During play, the arm could be manually moved using a control which took the form of a flat aluminium square with arrows pointing out at the edges, like the points of a compass. Pressing “north” raised the arm, so as to pause playback, and “south” lowered it, to resume. “east” and “west” moved the arm right and left, slowly if pressed lightly, faster if pressed firmly. If they were pressed while the record was playing, the arm would be automatically raised first, though it would be necessary to lower it manually using the “south” side of the control when the correct point of the record was reached. Text copyright © Beocentral. Unauthorised reproduction prohibited.

The centre bearing, a massive assembly, and the mechanical parts of the arm control system, and the arm itself, were all mounted on a die cast sub-chassis, suspended from the main chassis (also die cast throughout) from steel wires hung on tapering single leaf springs. These three spring assemblies, adjustable for levelling, supported the sensitive parts of the record player, and effectively isolated them from external vibrations, be they from the loudspeakers or from dancing feet. This method of suspension, called either “pendulum” or “danceproof”, was patented and featured as part of all subsequent Beograms. Text copyright © Beocentral. Unauthorised reproduction prohibited.

Such an advanced turntable needed a pickup capable of making the most of it, so the SP 15 was specially developed for it (see Accessories section). Such was the superiority of the 4000 that it was bought for use by people who did not normally buy B&O, and was used with all makes of equipment. To perform at its best though, a proper Beomaster receiver should be used. The 40 watt Beomaster 3000 of the period, perhaps with Beovox 5000 loudspeakers and of course a Beogram 4000, would have been a fine system indeed. Text copyright © Beocentral. Unauthorised reproduction prohibited.

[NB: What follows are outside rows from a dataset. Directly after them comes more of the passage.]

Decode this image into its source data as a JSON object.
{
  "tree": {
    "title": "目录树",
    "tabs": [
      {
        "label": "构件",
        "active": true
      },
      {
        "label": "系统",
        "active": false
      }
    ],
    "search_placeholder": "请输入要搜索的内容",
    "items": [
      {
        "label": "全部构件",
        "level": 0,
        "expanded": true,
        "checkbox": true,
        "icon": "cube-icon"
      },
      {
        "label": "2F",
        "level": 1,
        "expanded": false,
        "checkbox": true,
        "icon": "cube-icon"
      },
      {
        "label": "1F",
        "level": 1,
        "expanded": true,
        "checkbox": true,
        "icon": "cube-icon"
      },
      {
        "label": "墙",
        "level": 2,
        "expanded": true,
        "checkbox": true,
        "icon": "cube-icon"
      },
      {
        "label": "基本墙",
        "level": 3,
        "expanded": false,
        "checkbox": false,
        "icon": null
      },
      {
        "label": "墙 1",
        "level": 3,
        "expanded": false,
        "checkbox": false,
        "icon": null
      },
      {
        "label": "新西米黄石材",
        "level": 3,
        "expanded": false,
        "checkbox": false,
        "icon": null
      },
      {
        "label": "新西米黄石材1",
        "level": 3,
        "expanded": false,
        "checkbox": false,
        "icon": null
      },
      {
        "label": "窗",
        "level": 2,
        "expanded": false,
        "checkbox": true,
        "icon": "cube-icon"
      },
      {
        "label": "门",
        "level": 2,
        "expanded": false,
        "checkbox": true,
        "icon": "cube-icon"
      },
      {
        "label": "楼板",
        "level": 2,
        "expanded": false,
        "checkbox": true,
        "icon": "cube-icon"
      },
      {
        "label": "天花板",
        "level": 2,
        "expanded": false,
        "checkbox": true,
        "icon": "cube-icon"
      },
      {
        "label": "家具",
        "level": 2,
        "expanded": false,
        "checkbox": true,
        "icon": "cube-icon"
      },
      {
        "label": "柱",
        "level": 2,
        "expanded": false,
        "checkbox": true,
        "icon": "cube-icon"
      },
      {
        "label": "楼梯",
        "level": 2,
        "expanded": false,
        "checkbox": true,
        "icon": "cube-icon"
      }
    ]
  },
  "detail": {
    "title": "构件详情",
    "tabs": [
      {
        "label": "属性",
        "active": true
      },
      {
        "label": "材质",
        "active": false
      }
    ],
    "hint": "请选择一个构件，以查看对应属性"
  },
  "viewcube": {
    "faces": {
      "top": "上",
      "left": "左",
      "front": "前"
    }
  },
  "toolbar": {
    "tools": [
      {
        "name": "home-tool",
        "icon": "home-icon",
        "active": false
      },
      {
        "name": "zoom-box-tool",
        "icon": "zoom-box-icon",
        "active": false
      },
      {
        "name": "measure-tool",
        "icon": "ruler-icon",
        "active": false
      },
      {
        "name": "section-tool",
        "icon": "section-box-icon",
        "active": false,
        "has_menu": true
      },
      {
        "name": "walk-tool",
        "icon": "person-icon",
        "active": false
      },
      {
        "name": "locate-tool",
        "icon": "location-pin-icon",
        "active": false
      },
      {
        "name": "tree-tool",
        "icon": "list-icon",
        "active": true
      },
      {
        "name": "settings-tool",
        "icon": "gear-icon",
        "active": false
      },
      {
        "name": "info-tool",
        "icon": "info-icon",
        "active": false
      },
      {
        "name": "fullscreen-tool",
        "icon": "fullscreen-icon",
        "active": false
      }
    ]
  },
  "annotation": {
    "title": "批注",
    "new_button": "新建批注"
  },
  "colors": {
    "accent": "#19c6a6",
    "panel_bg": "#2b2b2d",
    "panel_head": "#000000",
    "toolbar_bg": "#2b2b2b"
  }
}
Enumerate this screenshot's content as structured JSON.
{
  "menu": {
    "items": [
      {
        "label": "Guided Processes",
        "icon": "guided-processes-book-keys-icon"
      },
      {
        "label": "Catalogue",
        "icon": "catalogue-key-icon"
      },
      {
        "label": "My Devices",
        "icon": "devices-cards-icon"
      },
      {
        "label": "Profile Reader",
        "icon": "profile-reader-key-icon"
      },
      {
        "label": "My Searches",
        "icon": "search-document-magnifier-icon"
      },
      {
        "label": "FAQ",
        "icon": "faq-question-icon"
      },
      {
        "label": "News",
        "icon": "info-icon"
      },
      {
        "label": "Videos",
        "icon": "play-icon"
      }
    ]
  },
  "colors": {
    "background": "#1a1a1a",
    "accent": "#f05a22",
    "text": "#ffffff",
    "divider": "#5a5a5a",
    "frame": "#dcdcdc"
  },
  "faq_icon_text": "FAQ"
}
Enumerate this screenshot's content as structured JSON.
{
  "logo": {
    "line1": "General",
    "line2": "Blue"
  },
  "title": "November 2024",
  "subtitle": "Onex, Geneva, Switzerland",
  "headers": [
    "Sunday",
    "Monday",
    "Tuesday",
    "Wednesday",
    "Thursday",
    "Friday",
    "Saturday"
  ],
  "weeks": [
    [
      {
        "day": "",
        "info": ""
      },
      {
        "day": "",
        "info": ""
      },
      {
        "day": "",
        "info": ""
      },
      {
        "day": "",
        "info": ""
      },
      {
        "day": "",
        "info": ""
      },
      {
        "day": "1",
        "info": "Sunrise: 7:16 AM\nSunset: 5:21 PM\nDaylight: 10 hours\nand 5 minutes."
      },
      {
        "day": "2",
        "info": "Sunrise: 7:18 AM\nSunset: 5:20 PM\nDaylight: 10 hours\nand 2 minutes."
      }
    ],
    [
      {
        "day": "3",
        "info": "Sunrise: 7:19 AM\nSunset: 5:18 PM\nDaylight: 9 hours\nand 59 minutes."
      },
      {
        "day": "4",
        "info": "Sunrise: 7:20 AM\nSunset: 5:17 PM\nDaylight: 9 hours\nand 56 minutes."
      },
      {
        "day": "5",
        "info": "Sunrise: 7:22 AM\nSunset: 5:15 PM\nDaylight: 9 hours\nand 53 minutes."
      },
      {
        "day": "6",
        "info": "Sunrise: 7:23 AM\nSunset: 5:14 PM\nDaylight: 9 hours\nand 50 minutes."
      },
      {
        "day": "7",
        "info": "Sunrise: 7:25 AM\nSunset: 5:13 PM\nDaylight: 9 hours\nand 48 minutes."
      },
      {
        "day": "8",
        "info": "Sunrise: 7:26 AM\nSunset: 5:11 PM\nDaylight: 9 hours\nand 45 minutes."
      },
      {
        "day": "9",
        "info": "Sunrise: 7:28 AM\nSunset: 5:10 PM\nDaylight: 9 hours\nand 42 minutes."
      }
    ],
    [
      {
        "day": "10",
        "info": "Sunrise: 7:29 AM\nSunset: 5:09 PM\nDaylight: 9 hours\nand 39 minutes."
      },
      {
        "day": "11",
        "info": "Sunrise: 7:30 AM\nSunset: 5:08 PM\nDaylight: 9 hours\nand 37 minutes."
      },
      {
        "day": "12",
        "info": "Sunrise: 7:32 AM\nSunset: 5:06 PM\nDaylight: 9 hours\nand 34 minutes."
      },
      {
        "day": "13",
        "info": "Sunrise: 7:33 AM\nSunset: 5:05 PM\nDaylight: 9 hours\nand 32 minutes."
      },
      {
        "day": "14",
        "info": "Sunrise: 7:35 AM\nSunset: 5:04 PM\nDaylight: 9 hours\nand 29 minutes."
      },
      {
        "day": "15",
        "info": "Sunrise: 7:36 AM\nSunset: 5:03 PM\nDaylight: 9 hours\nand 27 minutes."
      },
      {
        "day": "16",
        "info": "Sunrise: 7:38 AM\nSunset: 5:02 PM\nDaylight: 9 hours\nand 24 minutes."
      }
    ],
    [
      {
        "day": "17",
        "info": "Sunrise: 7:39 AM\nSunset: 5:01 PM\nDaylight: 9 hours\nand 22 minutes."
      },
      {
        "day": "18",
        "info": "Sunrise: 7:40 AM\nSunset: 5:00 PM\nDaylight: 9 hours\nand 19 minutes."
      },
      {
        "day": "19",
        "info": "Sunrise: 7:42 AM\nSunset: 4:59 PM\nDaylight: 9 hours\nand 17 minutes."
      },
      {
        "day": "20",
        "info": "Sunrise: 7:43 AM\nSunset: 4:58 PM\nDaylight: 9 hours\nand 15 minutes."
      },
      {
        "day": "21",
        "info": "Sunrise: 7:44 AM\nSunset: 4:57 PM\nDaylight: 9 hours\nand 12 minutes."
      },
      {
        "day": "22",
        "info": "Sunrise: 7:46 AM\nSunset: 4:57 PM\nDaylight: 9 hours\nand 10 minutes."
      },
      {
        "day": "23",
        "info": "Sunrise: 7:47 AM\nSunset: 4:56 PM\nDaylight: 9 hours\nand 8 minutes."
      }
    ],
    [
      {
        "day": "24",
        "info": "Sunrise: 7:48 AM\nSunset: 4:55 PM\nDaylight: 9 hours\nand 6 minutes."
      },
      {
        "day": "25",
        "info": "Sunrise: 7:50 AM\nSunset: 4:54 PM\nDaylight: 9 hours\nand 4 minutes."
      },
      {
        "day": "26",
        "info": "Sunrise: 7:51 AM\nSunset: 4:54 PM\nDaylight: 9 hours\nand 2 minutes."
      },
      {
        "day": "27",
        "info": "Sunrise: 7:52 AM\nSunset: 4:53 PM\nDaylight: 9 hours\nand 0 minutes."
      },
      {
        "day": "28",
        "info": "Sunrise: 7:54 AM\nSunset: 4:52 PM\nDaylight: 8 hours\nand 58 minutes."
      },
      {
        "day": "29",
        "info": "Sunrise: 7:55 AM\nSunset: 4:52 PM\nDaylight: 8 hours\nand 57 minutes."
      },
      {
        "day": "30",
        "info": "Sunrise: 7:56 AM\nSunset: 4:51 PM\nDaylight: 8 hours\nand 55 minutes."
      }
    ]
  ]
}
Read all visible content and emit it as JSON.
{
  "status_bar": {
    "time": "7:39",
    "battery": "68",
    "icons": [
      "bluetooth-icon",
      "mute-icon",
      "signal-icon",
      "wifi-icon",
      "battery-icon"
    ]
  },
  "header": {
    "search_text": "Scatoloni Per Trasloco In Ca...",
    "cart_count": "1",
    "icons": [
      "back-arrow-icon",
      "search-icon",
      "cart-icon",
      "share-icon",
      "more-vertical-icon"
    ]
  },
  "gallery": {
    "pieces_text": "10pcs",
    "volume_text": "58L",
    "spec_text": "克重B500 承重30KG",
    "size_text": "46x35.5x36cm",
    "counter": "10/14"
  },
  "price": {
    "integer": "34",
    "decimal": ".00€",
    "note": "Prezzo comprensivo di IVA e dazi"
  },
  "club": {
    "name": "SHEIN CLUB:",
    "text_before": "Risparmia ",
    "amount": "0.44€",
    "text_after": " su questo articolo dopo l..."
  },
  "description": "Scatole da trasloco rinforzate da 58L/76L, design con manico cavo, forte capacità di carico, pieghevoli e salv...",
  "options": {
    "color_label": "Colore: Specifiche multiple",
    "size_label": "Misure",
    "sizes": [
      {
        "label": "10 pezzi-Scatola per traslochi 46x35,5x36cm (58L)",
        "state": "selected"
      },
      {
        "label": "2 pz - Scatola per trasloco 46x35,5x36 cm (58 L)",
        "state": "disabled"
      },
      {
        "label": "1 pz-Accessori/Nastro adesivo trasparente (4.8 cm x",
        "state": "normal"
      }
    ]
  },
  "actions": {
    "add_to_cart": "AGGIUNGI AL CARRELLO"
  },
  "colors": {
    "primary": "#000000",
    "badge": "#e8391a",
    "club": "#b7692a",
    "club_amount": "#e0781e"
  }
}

The styling of the Beogram 4000 is recognised worldwide as a masterpiece, and features in the permanent collections of many museums. Text copyright © Beocentral. Unauthorised reproduction prohibited.


  • Rosewood
  • Teak



Further Reading

In print:

On the web: